Updated: Apr 18
Learn how to make a Sourdough Starter from scratch with this step-by-step tutorial.
It's easy to cultivate a strong starter that will have you baking healthy sourdough bread in about 9 days.
Many websites and books mention only seven days, but in my experience to bake without fresh yeast and have the bread you always dreamed of it is necessary to wait some days longer, to get your Sourdough Starter stronger.
Ready? Let's get started!
• 2 x Mason Jar with Lids
• Baker's Scale
• bread flour - whole wheat flour
• rye flour
Clean a glass jar and add 25 grams bread flour (whole wheat flour) + 25 grams rye flour and 50 grams water (ca. 30 Celsius). Use a spatula to stir until smooth. Important to get a homogeneous texture. Cover loosely with fabric or a lid and let rest for 24 hours - room temperature! Do NOT place it in the fridge!
If you find your sourdough starter not rising, cold temperatures in your kitchen could be the issue. If your kitchen is too cold, don't worry. I've got a trick for you!

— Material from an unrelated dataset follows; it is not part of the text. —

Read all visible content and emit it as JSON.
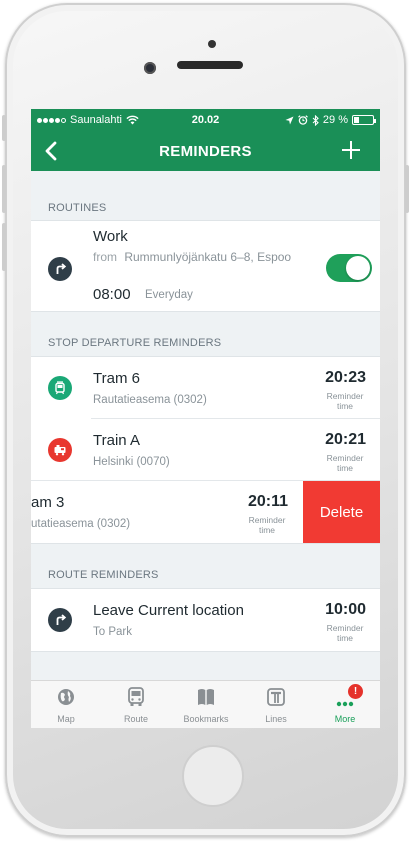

Place your starter on a baking sheet and put it in your oven. If you prefer, turn the light of your oven on, but don't turn on the oven! If you have a thermometer, keep it inside the oven alongside the starter to monitor the temperature. Remember to shut the door to keep in the heat.
Stir the mixture well, cover and let rest for 24 hours.
Today you will need your second jar. Take out 50 grams starter and add to your second clean jar. Discard the rest and wash the jar, the following day you will need it.
To the starter add 25 grams bread flour + 25 grams rye flour and 50 grams water (careful with the temperature, NOT COLD water!). Stir until smooth, with no clumps and place a rubber band to mark the starter level. Cover loosely and let rest 24 hours.
On day 3, it may look like your starter is going nowhere, but keep going!
Day 4 and 5.
Repeat the same like day 3. Take out 50 grams of starter, add to a clean jar... etc.
You will notice some bubbles in your starter. All perfect!
Day 6, 7 and 8.
Repeat like the days before, but twice a day: in the morning and in the evening.
You will see, your starter will require "the feeding" every 10-12 hours.
If you use only bread flour - whole wheat flour (it is also an option, f.e. if you have kids, usually they don't like rye, in this case just add from now whole wheat flour) your sourdough starter should have a "yeasty" smell, like bread. If you follow my recipe and mix with rye flour, the smell will be more fruity.
If the starter starts to smell like nail polish remover, it's a sign that it needs some help. This is a sign that the yeast and bacteria are not balanced correctly. This can be caused by a missed feeding or overly warm temperatures.
The starter is ready to bake after it rised and falled consistently for a few days in a row.
How do you know when it's ready to bake bread?
By day 9, I'm sure you're more than ready to get a loaf of bread in the oven. Trust me, I know exactly how you feel! The best way to find our, test your starter.
On day 9, feed the starter in the morning and let it ferment until it's doubled in size. (4-6 hours). Fill a clear glass jar with room temperature water. Remove a tablespoon of starter and gently drop it into the water. Did the starter float? If your answer is yes then you are ready to bake some sourdough bread!
If the starter drops to the bottom of the glass, this is an indication that it needs a few more days of feedings before it's strong enough to bake with. All you need to do in this case is practice patience and keep going!
If you have any questions to the process above, do not hesitate to contact me or write a comment below. I will be more than happy to guide you through all steps and help you to make your own sourdough starter.
All went well so far? Guess now you are asking yourself, how to continue? How to bake with the sourdough starter? All questions to be answered in my next post.